WORK REQUIRED:
Look for "tail" in the records and copy every line that has it.

Interface dataset entries:
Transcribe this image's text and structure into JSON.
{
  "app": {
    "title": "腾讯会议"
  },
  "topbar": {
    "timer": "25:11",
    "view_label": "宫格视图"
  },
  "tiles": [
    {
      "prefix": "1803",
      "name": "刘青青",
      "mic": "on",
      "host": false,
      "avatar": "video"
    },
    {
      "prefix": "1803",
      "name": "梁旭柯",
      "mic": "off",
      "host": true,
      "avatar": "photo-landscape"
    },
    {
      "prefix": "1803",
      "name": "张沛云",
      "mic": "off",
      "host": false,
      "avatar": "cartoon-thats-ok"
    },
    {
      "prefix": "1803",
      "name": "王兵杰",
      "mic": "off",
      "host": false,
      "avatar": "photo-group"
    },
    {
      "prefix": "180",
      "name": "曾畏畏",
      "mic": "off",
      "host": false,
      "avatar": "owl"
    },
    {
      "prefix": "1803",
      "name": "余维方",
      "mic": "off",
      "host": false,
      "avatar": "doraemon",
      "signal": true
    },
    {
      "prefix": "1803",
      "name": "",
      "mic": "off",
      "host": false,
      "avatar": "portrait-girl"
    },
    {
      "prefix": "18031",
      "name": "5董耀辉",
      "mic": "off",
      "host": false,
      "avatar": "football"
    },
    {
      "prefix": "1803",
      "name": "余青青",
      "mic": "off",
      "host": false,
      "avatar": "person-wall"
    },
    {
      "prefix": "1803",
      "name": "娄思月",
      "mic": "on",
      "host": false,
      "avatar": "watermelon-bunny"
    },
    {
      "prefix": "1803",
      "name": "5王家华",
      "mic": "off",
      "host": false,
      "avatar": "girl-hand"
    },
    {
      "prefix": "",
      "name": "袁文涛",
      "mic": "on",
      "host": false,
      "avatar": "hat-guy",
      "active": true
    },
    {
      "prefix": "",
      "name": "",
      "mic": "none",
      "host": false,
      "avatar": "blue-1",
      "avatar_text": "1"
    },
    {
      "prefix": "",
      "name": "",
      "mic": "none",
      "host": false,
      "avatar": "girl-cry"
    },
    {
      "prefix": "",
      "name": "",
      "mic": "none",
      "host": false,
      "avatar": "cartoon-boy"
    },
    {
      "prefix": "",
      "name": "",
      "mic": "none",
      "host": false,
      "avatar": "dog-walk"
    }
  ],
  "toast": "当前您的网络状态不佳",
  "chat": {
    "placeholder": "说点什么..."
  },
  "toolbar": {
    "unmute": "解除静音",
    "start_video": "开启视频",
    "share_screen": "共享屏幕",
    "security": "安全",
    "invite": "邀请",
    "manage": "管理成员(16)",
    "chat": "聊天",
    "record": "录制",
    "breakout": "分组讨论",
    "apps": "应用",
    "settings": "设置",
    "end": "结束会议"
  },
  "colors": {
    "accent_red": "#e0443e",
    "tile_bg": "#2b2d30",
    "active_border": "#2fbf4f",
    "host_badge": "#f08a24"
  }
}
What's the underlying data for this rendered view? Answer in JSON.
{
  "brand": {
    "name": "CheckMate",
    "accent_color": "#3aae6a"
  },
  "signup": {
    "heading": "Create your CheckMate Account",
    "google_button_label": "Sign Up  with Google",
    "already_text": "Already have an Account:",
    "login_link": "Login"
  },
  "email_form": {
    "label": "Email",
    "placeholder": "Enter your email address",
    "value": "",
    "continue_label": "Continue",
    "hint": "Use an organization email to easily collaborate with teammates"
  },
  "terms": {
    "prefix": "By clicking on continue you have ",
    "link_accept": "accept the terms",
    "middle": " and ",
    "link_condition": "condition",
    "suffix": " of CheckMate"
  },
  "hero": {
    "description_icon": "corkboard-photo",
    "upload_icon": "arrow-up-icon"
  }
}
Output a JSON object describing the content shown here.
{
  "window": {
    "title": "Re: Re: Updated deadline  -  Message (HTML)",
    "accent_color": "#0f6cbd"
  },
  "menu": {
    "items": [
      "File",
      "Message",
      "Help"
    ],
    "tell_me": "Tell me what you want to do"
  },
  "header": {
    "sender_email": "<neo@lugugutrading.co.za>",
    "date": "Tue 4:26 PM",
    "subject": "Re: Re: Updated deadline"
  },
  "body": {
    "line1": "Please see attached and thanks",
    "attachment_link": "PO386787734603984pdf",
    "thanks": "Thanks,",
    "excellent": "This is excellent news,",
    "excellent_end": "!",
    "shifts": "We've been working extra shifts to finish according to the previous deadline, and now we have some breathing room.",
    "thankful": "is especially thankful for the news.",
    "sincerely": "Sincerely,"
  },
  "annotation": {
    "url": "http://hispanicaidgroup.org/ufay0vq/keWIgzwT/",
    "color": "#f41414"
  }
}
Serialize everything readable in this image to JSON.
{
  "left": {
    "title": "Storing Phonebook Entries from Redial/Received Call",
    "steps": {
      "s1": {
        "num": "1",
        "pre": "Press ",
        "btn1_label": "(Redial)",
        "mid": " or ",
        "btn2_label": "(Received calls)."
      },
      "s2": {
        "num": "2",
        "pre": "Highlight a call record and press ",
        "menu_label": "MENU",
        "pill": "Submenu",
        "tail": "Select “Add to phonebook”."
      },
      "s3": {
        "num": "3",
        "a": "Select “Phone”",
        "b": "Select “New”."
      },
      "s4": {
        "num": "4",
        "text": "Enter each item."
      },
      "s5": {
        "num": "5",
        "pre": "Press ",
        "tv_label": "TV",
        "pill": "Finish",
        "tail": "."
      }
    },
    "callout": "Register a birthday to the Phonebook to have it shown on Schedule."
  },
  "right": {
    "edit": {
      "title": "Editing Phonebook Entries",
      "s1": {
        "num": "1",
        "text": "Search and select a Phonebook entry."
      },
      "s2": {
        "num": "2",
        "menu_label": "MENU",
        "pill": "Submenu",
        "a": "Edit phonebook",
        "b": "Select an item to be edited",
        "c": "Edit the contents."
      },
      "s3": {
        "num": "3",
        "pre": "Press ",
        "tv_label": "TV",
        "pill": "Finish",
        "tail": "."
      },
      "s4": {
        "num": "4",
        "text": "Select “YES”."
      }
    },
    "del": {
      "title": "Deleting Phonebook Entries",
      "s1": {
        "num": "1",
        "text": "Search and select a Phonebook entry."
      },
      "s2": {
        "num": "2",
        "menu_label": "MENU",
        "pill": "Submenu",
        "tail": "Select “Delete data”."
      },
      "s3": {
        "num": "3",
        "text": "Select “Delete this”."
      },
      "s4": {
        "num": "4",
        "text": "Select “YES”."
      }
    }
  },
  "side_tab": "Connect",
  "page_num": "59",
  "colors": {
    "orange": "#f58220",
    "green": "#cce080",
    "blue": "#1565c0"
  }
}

WRITTEN ANSWER:
        "tail": "Select “Add to phonebook”."
        "tail": "."
        "tail": "."
        "tail": "Select “Delete data”."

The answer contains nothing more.